• [Directions]: As you look over the data below, please find each line where the word "title" appears, then copy it.

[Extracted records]
[Start of section]
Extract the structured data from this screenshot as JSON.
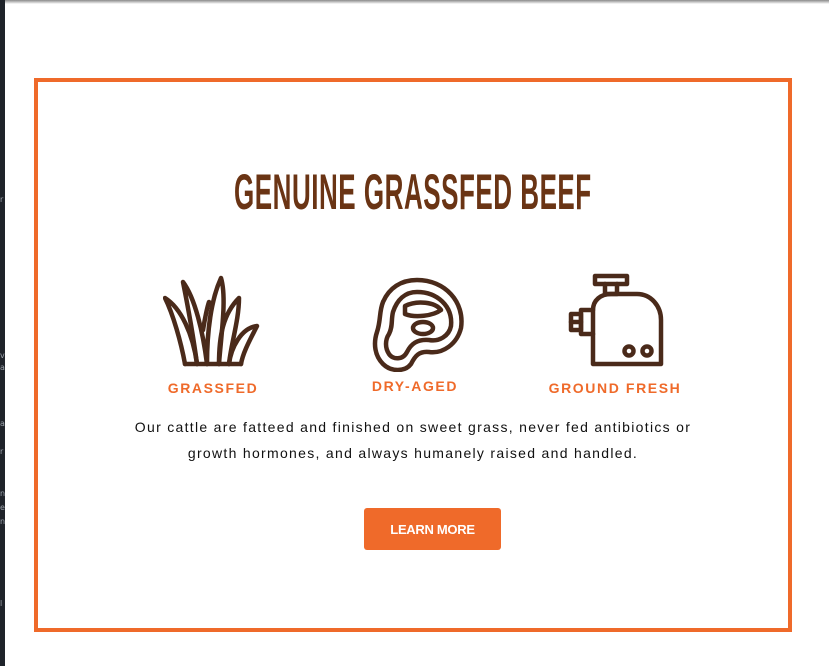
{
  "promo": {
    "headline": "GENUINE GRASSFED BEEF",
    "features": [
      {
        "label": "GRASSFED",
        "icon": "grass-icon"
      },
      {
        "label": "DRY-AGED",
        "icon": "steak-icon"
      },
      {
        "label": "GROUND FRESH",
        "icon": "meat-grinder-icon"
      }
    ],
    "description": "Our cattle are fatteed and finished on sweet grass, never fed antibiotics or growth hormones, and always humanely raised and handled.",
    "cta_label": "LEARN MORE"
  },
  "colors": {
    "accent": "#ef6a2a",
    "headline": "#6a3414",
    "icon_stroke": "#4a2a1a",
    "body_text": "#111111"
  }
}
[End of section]
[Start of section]
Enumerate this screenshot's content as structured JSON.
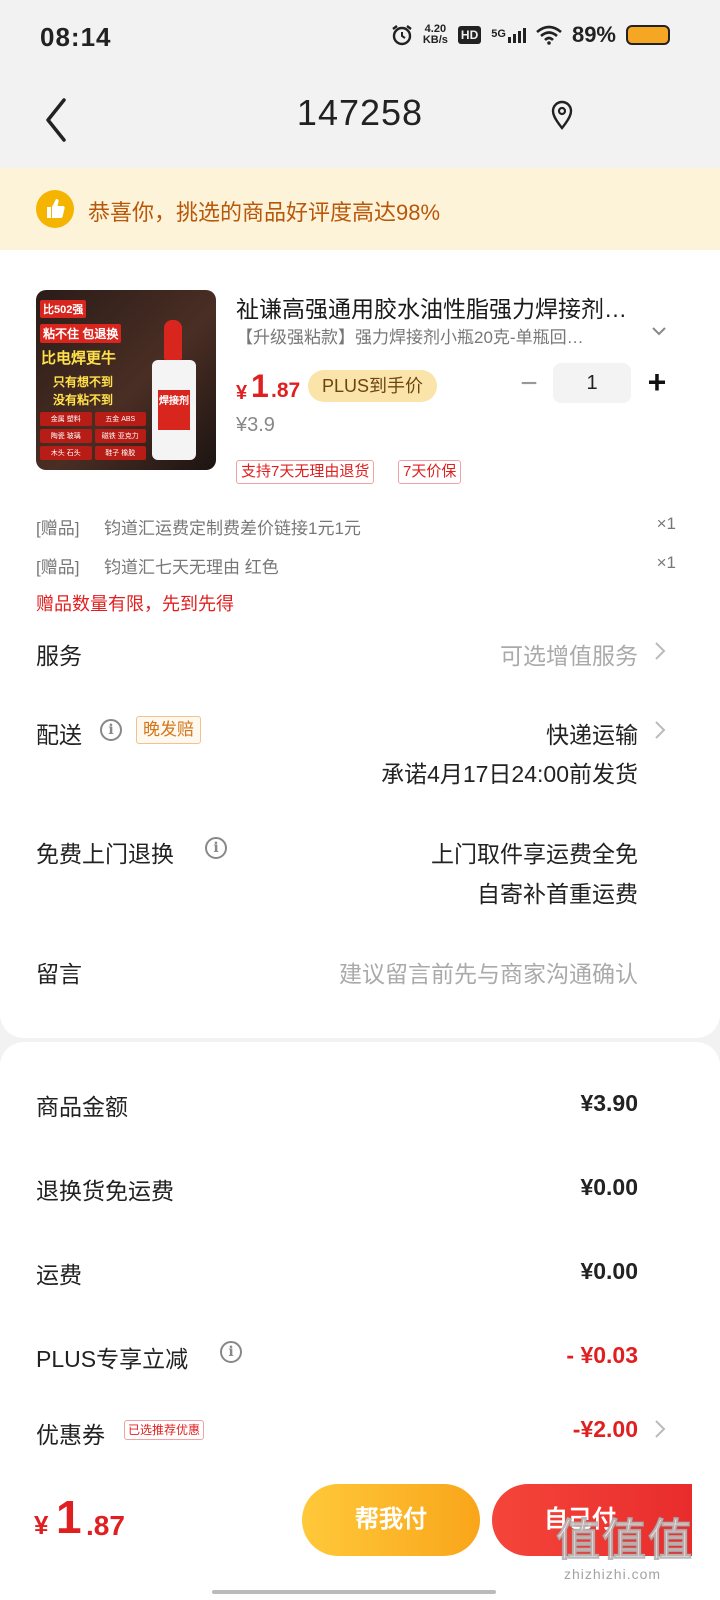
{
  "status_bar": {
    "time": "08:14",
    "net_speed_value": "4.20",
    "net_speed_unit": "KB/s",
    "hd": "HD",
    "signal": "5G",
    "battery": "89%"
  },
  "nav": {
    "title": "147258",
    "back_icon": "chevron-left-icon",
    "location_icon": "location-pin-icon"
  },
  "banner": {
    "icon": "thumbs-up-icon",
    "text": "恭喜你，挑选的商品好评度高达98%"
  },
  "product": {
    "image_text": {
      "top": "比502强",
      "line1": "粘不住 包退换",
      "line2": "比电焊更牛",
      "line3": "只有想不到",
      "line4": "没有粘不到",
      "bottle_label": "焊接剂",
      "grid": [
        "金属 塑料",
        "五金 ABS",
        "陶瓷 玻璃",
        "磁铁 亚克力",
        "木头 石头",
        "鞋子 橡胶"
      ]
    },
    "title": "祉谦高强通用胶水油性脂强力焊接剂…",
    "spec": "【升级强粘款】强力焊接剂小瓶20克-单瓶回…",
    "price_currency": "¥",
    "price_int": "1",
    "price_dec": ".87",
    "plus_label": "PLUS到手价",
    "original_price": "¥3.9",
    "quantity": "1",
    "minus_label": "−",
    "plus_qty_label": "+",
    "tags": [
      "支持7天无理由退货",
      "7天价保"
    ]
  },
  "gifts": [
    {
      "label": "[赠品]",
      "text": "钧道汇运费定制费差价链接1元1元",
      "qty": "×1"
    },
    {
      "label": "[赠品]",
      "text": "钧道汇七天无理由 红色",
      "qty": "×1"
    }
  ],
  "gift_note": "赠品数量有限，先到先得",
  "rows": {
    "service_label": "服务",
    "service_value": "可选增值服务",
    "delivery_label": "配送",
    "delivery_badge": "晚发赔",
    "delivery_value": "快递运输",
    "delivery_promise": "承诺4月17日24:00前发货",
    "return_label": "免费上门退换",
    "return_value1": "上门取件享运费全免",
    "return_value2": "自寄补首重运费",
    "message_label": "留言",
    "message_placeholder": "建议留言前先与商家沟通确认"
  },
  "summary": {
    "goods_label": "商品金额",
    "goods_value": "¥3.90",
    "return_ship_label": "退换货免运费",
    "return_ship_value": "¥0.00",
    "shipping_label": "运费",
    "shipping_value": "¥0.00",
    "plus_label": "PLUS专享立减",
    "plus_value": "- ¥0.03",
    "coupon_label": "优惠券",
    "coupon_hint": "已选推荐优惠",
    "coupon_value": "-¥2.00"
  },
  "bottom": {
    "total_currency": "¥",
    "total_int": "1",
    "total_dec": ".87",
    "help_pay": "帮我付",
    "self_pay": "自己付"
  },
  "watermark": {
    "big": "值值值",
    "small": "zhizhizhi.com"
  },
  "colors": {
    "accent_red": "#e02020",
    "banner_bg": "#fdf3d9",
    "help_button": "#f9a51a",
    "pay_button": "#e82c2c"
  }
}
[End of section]
• [Reply to the exercise]:
    "title": "147258",
    "title": "祉谦高强通用胶水油性脂强力焊接剂…",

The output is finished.